### SUPPLIED DATA
|---|

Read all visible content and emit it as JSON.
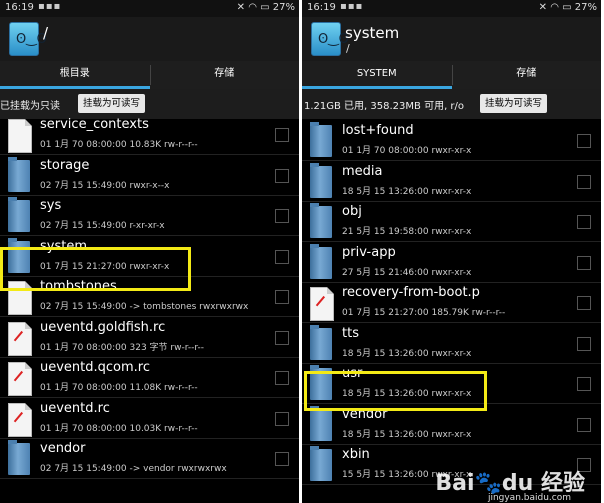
{
  "left": {
    "status": {
      "time": "16:19",
      "battery": "27%"
    },
    "header": {
      "title": "/",
      "subtitle": ""
    },
    "tabs": [
      "根目录",
      "存储"
    ],
    "info": "已挂载为只读",
    "mount_button": "挂载为可读写",
    "items": [
      {
        "name": "service_contexts",
        "meta": "01 1月 70 08:00:00   10.83K   rw-r--r--",
        "type": "file",
        "red": false
      },
      {
        "name": "storage",
        "meta": "02 7月 15 15:49:00   rwxr-x--x",
        "type": "folder",
        "red": false
      },
      {
        "name": "sys",
        "meta": "02 7月 15 15:49:00   r-xr-xr-x",
        "type": "folder",
        "red": false
      },
      {
        "name": "system",
        "meta": "01 7月 15 21:27:00   rwxr-xr-x",
        "type": "folder",
        "red": false
      },
      {
        "name": "tombstones",
        "meta": "02 7月 15 15:49:00  -> tombstones  rwxrwxrwx",
        "type": "file",
        "red": false
      },
      {
        "name": "ueventd.goldfish.rc",
        "meta": "01 1月 70 08:00:00   323 字节   rw-r--r--",
        "type": "file",
        "red": true
      },
      {
        "name": "ueventd.qcom.rc",
        "meta": "01 1月 70 08:00:00   11.08K   rw-r--r--",
        "type": "file",
        "red": true
      },
      {
        "name": "ueventd.rc",
        "meta": "01 1月 70 08:00:00   10.03K   rw-r--r--",
        "type": "file",
        "red": true
      },
      {
        "name": "vendor",
        "meta": "02 7月 15 15:49:00  -> vendor  rwxrwxrwx",
        "type": "folder",
        "red": false
      }
    ]
  },
  "right": {
    "status": {
      "time": "16:19",
      "battery": "27%"
    },
    "header": {
      "title": "system",
      "subtitle": "/"
    },
    "tabs": [
      "SYSTEM",
      "存储"
    ],
    "info": "1.21GB 已用, 358.23MB 可用, r/o",
    "mount_button": "挂载为可读写",
    "items": [
      {
        "name": "lost+found",
        "meta": "01 1月 70 08:00:00   rwxr-xr-x",
        "type": "folder",
        "red": false
      },
      {
        "name": "media",
        "meta": "18 5月 15 13:26:00   rwxr-xr-x",
        "type": "folder",
        "red": false
      },
      {
        "name": "obj",
        "meta": "21 5月 15 19:58:00   rwxr-xr-x",
        "type": "folder",
        "red": false
      },
      {
        "name": "priv-app",
        "meta": "27 5月 15 21:46:00   rwxr-xr-x",
        "type": "folder",
        "red": false
      },
      {
        "name": "recovery-from-boot.p",
        "meta": "01 7月 15 21:27:00   185.79K   rw-r--r--",
        "type": "file",
        "red": true
      },
      {
        "name": "tts",
        "meta": "18 5月 15 13:26:00   rwxr-xr-x",
        "type": "folder",
        "red": false
      },
      {
        "name": "usr",
        "meta": "18 5月 15 13:26:00   rwxr-xr-x",
        "type": "folder",
        "red": false
      },
      {
        "name": "vendor",
        "meta": "18 5月 15 13:26:00   rwxr-xr-x",
        "type": "folder",
        "red": false
      },
      {
        "name": "xbin",
        "meta": "15 5月 15 13:26:00   rwxr-xr-x",
        "type": "folder",
        "red": false
      }
    ]
  },
  "watermark": {
    "text": "Baidu经验",
    "sub": "jingyan.baidu.com"
  }
}
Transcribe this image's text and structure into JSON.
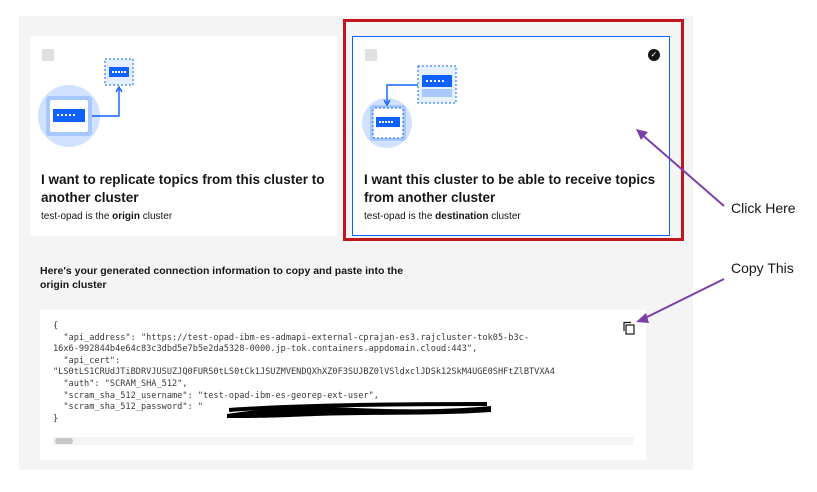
{
  "tiles": [
    {
      "title_line1": "I want to replicate topics from this cluster to",
      "title_line2": "another cluster",
      "sub_prefix": "test-opad is the ",
      "sub_bold": "origin",
      "sub_suffix": " cluster",
      "selected": false
    },
    {
      "title_line1": "I want this cluster to be able to receive topics",
      "title_line2": "from another cluster",
      "sub_prefix": "test-opad is the ",
      "sub_bold": "destination",
      "sub_suffix": " cluster",
      "selected": true
    }
  ],
  "connection": {
    "heading_line1": "Here's your generated connection information to copy and paste into the",
    "heading_line2": "origin cluster",
    "code_lines": [
      "{",
      "  \"api_address\": \"https://test-opad-ibm-es-admapi-external-cprajan-es3.rajcluster-tok05-b3c-",
      "16x6-992844b4e64c83c3dbd5e7b5e2da5328-0000.jp-tok.containers.appdomain.cloud:443\",",
      "  \"api_cert\":",
      "\"LS0tLS1CRUdJTiBDRVJUSUZJQ0FURS0tLS0tCk1JSUZMVENDQXhXZ0F3SUJBZ0lVSldxclJDSk12SkM4UGE0SHFtZlBTVXA4",
      "  \"auth\": \"SCRAM_SHA_512\",",
      "  \"scram_sha_512_username\": \"test-opad-ibm-es-georep-ext-user\",",
      "  \"scram_sha_512_password\": \"                                  \"",
      "}"
    ]
  },
  "annotations": {
    "click_here": "Click Here",
    "copy_this": "Copy This"
  },
  "colors": {
    "selection_border": "#0f62fe",
    "highlight_box": "#c0171f",
    "annotation_arrow": "#7b3fa8"
  },
  "icons": {
    "checkmark": "checkmark-filled-icon",
    "copy": "copy-icon"
  }
}
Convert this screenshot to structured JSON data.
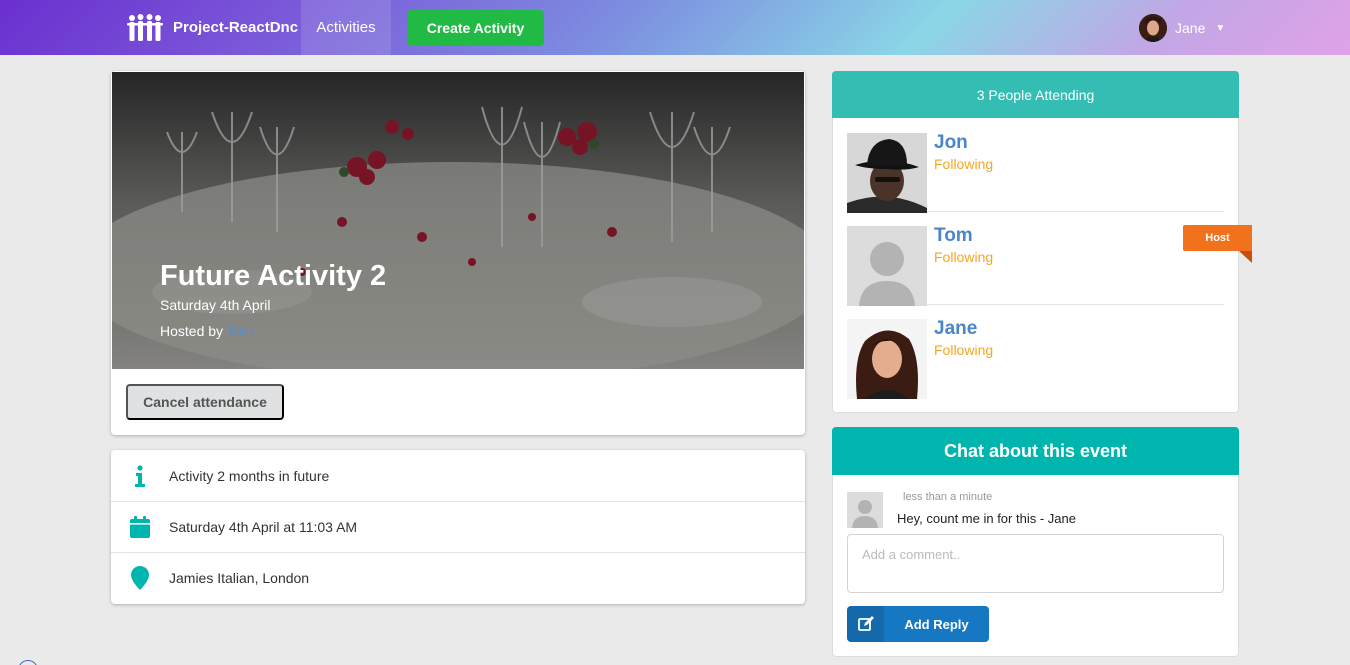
{
  "navbar": {
    "brand": "Project-ReactDnc",
    "activities_label": "Activities",
    "create_label": "Create Activity",
    "user_name": "Jane"
  },
  "activity": {
    "title": "Future Activity 2",
    "date": "Saturday 4th April",
    "hosted_by_prefix": "Hosted by",
    "host_name": "Tom",
    "cancel_label": "Cancel attendance"
  },
  "info": {
    "description": "Activity 2 months in future",
    "datetime": "Saturday 4th April at 11:03 AM",
    "venue": "Jamies Italian, London"
  },
  "attendees": {
    "header": "3 People Attending",
    "host_badge": "Host",
    "list": [
      {
        "name": "Jon",
        "status": "Following"
      },
      {
        "name": "Tom",
        "status": "Following"
      },
      {
        "name": "Jane",
        "status": "Following"
      }
    ]
  },
  "chat": {
    "header": "Chat about this event",
    "comments": [
      {
        "time": "less than a minute",
        "text": "Hey, count me in for this - Jane"
      }
    ],
    "placeholder": "Add a comment..",
    "reply_label": "Add Reply"
  },
  "colors": {
    "create_green": "#21ba45",
    "teal": "#00b5ad",
    "host_orange": "#f2711c",
    "link_blue": "#4a86c8",
    "following_orange": "#f5a623",
    "reply_blue": "#1678c2"
  }
}
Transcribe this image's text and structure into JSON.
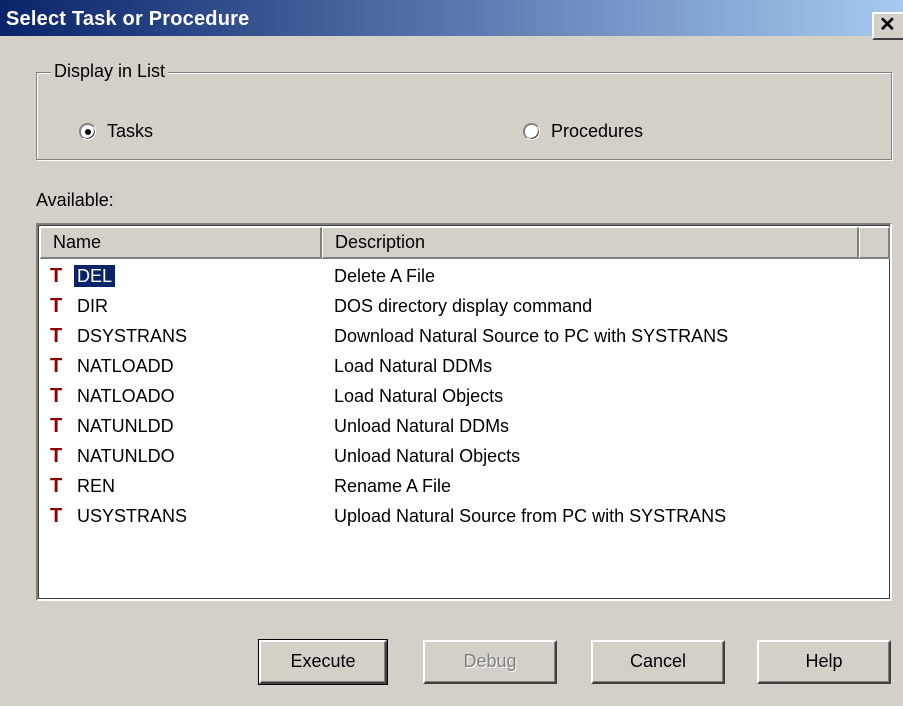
{
  "window": {
    "title": "Select Task or Procedure",
    "close_glyph": "✕"
  },
  "group": {
    "legend": "Display in List",
    "options": [
      {
        "label": "Tasks",
        "selected": true
      },
      {
        "label": "Procedures",
        "selected": false
      }
    ]
  },
  "available_label": "Available:",
  "list": {
    "columns": [
      "Name",
      "Description"
    ],
    "type_icon": "T",
    "rows": [
      {
        "name": "DEL",
        "description": "Delete A File",
        "selected": true
      },
      {
        "name": "DIR",
        "description": "DOS directory display command"
      },
      {
        "name": "DSYSTRANS",
        "description": "Download Natural Source to PC with SYSTRANS"
      },
      {
        "name": "NATLOADD",
        "description": "Load Natural DDMs"
      },
      {
        "name": "NATLOADO",
        "description": "Load Natural Objects"
      },
      {
        "name": "NATUNLDD",
        "description": "Unload Natural DDMs"
      },
      {
        "name": "NATUNLDO",
        "description": "Unload Natural Objects"
      },
      {
        "name": "REN",
        "description": "Rename A File"
      },
      {
        "name": "USYSTRANS",
        "description": "Upload Natural Source from PC with SYSTRANS"
      }
    ]
  },
  "buttons": {
    "execute": "Execute",
    "debug": "Debug",
    "cancel": "Cancel",
    "help": "Help"
  },
  "colors": {
    "title_gradient_start": "#0a246a",
    "title_gradient_end": "#a6caf0",
    "task_icon": "#8b0000",
    "selection": "#0a246a",
    "face": "#d4d0c8"
  }
}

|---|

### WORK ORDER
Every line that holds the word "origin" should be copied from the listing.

### RESULT
      "sub_bold": "origin",
    "heading_line2": "origin cluster",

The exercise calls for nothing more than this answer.